Exactly where is/was a 300SDL's trap oxidizer located, and what does
it look like?
After purchasing my SDL two weeks ago, I called service department of
the local Mercedes dealership to ask them to consult the database and
find out whether the car had ever undergone the removal of its trap
oxidizer under recall. Surprisingly, it hadn't. That was strange for
such an old car, I thought, but the service rep said there were still
a few stragglers out there. He also said that the recall had expired
a couple of years previously (news to me), but that the dealership still
I took the car in today to have the work done. When I got it back late
this afternoon, I looked under the hood to see what was different. The
piece that I thought had to have been the trap oxidizer -- a foil-covered
horizontal cylinder about 15 inches long and maybe 3-4 inches in diameter,
oriented fore and aft to the right of the valve cover and at about the
same level -- was still in place.
The only component of the exhaust system that was obviously new was a
length of exhaust pipe well downstream of the turbocharger, the segment
slanting downward aft of the turbo and leveling out underneath the floor-
pan before connecting to the front end of the muffler.
Now as I understand it, the problem with the trap oxidizer is that the
porcelain grid inside the thing might eventually come apart and enter
the hot section of the turbo, causing damage. If that's the case, then
it makes no sense to replace any exhaust-system components *downstream*
of the turbo as part of this recall.
It's also my understanding that this recall involves not just removing
the trap oxidizer and replacing it with either an oxygen catalyst or a
section of straight pipe (I've heard both versions; with my '85 300D, it
was the former), but also removing and inspecting the turbocharger for
damage, and if any is found, replacing the turbo.

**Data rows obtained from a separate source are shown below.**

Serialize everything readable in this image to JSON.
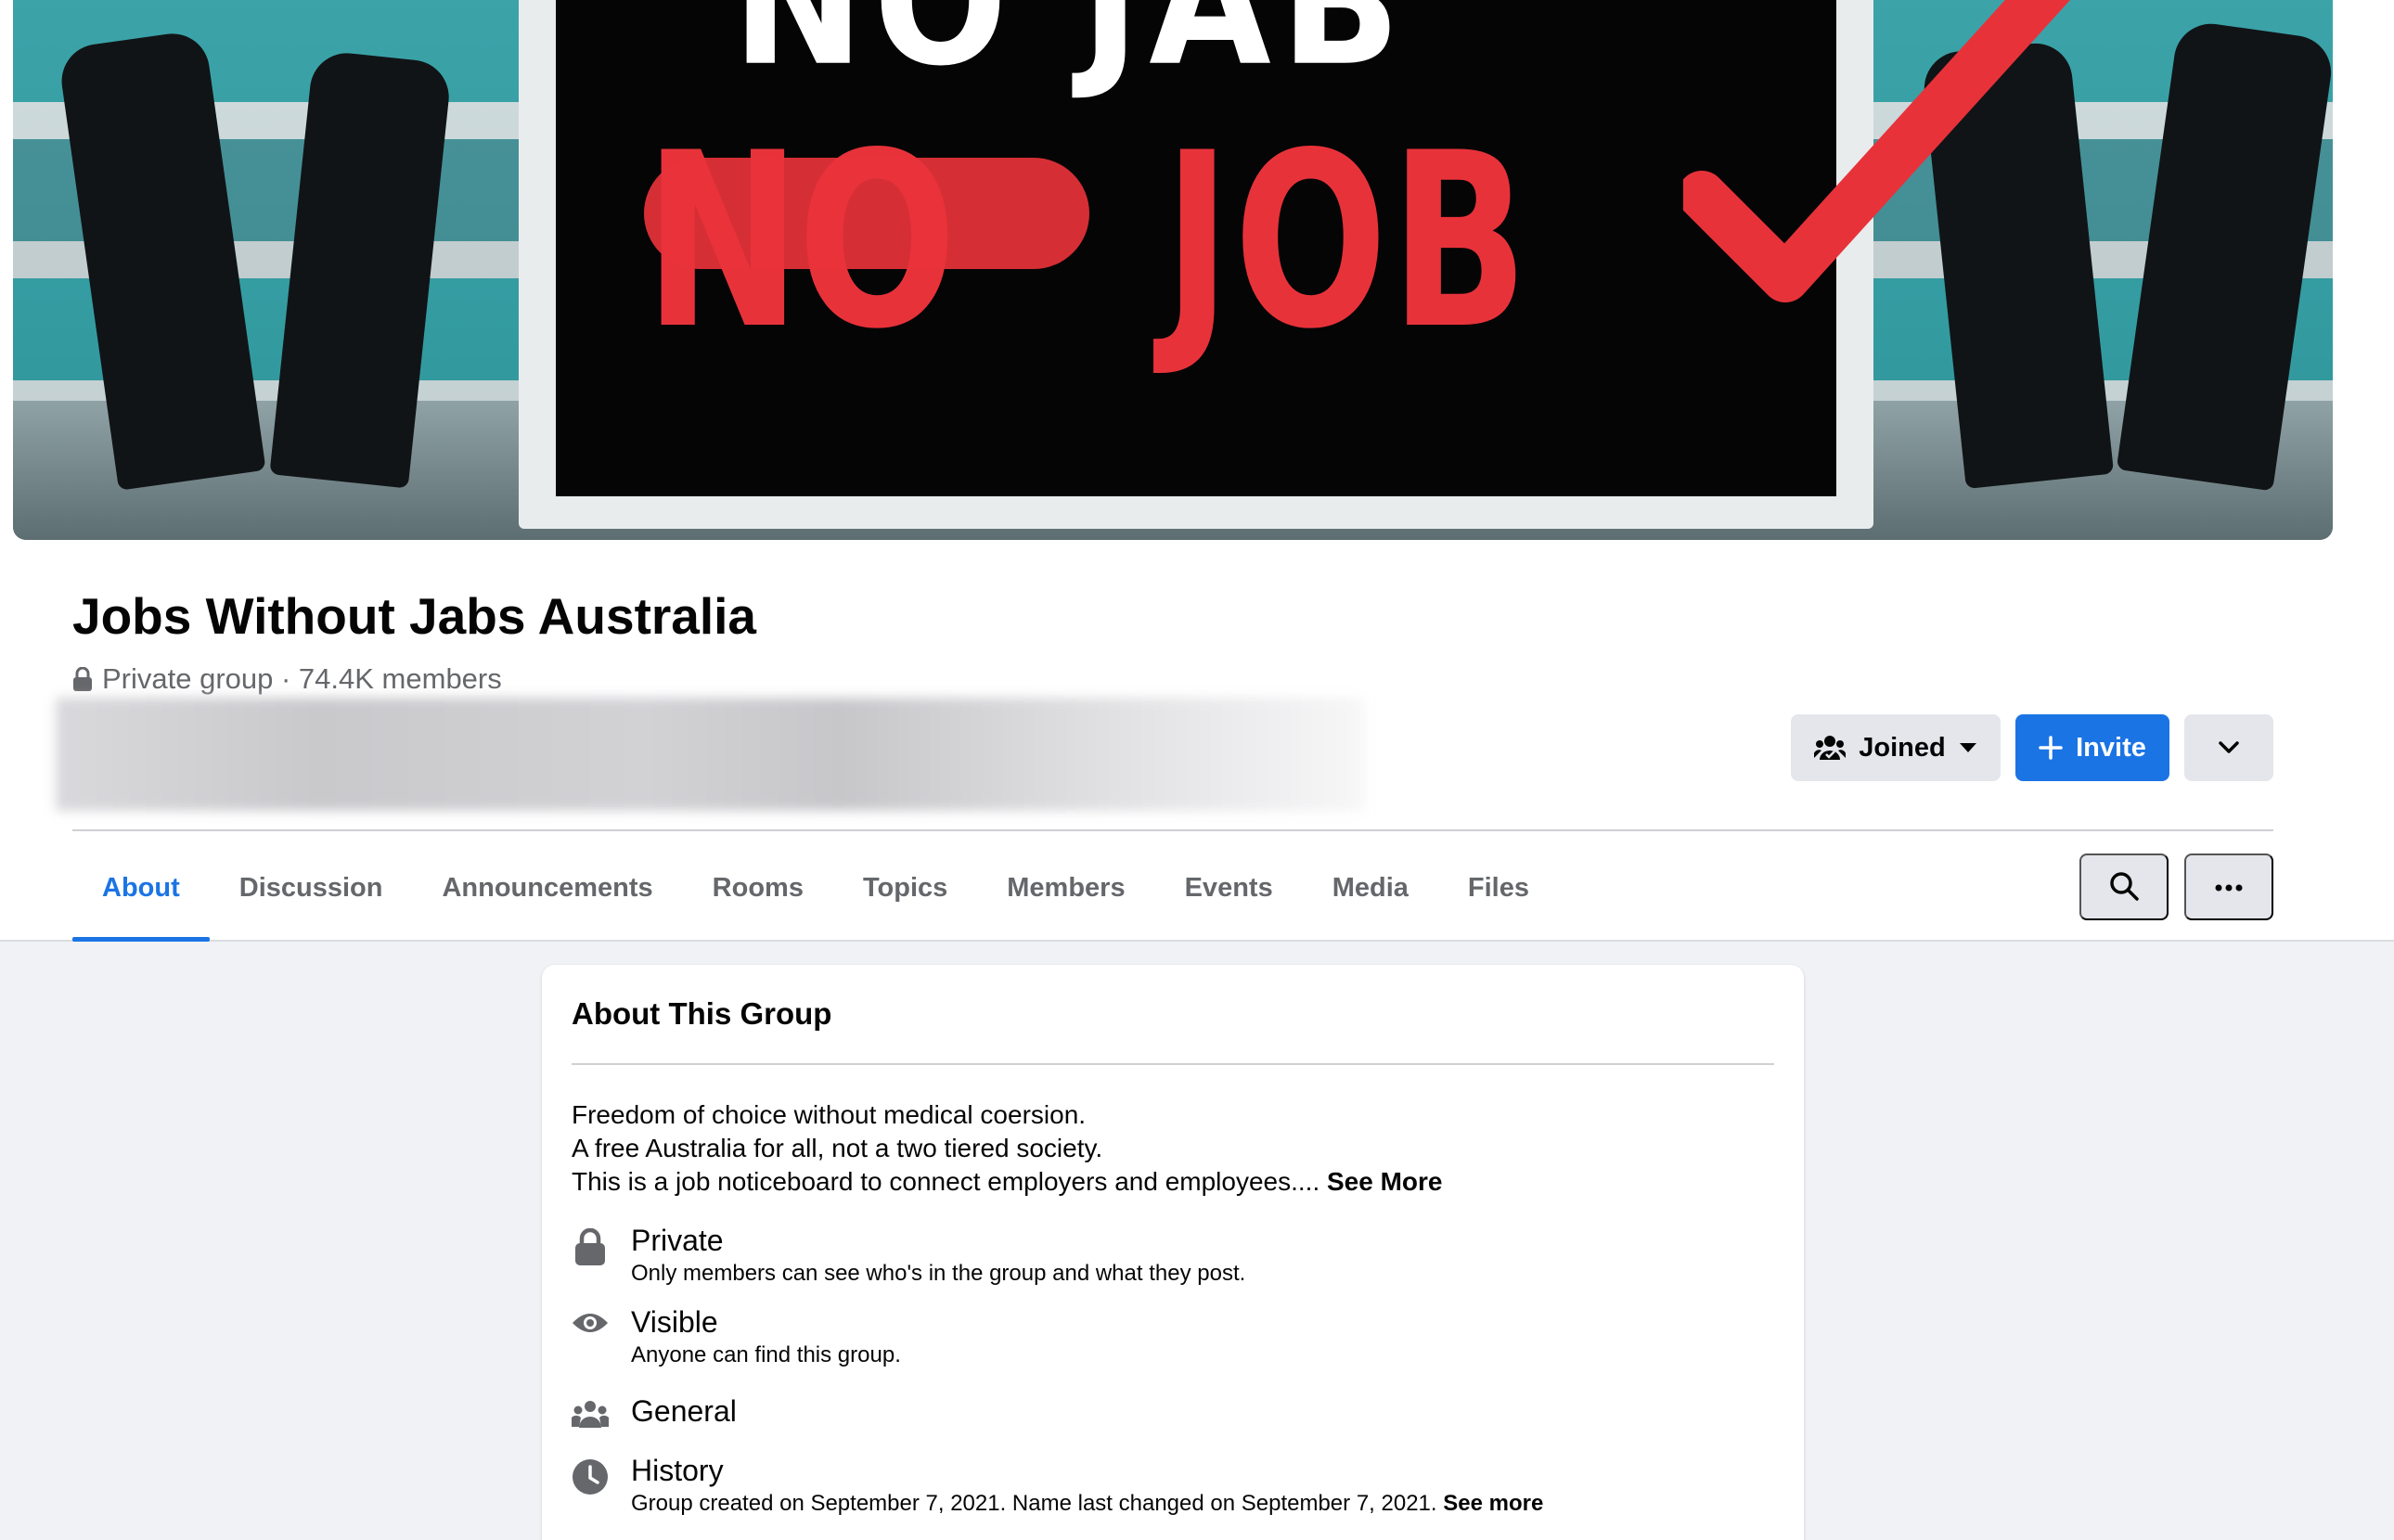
{
  "cover": {
    "line1": "NO JAB",
    "line2_struck": "NO",
    "line2_word": "JOB"
  },
  "group": {
    "name": "Jobs Without Jabs Australia",
    "meta": "Private group · 74.4K members"
  },
  "actions": {
    "joined_label": "Joined",
    "invite_label": "Invite"
  },
  "tabs": [
    {
      "label": "About",
      "active": true
    },
    {
      "label": "Discussion"
    },
    {
      "label": "Announcements"
    },
    {
      "label": "Rooms"
    },
    {
      "label": "Topics"
    },
    {
      "label": "Members"
    },
    {
      "label": "Events"
    },
    {
      "label": "Media"
    },
    {
      "label": "Files"
    }
  ],
  "about": {
    "title": "About This Group",
    "desc_line1": "Freedom of choice without medical coersion.",
    "desc_line2": "A free Australia for all, not a two tiered society.",
    "desc_line3": "This is a job noticeboard to connect employers and employees.... ",
    "see_more": "See More",
    "private_title": "Private",
    "private_desc": "Only members can see who's in the group and what they post.",
    "visible_title": "Visible",
    "visible_desc": "Anyone can find this group.",
    "general_title": "General",
    "history_title": "History",
    "history_desc": "Group created on September 7, 2021. Name last changed on September 7, 2021. ",
    "history_see_more": "See more"
  },
  "colors": {
    "accent": "#1b74e4",
    "cover_red": "#e8323a"
  },
  "icons": {
    "lock": "lock-icon",
    "joined": "group-joined-icon",
    "invite": "plus-icon",
    "search": "search-icon",
    "more": "more-horizontal-icon",
    "chevron": "chevron-down-icon",
    "eye": "eye-icon",
    "people": "people-icon",
    "clock": "clock-icon"
  }
}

The mounting hardware on the turbocharger had obviously not been removed
and replaced; it was still covered with the standard surface corrosion
that's commonly found on older exhaust-system components. The same was
true of the aforementioned cylinder to the right of the valve cover.
The work order reads "Replace oxidizer trap for diesels only. See bulletin
96-1121." Followed by: "Replacement of oxidizing trap for diesels only.
Trap replaced as per bulletin."
But the only parts that are listed on my receipt are as follows:
126-490-13-20 exhaust pipe
603-140-03-03 pipe elbow
202-492-01-81 coupling rin [sic]
126-492-01-82 ring, exhaust
107-492-00-82 damping pad
107-492-00-82 damping pad [listed twice for some reason]
There's nothing in there that would appear to be a replacement for the
trap oxidizer. "Exhaust pipe" has to refer to the long section under-
neath the car.
Is it possible that the dealership didn't bother pulling the trap oxidizer,
but simply installed a new section of exhaust pipe in an easy-to-reach area
so that something new and shiny would be visible in the engine bay to make
it *look like*
they did what I asked them to do?
Before anyone mentions black helicopters or tinfoil beanies, I can come up
with a reason why this might be so: because they recall expired a couple of
years ago, and despite what the service rep said about still honoring it,
the dealership may have felt it wasn't worth their trouble -- especially
if they were no longer going to be reimbursed by DBAG -- and didn't want to
piss off a customer by coming out and saying so.
'91 300D 2.5
"Am I crazy, or is it hot in here?" -- Charles Manson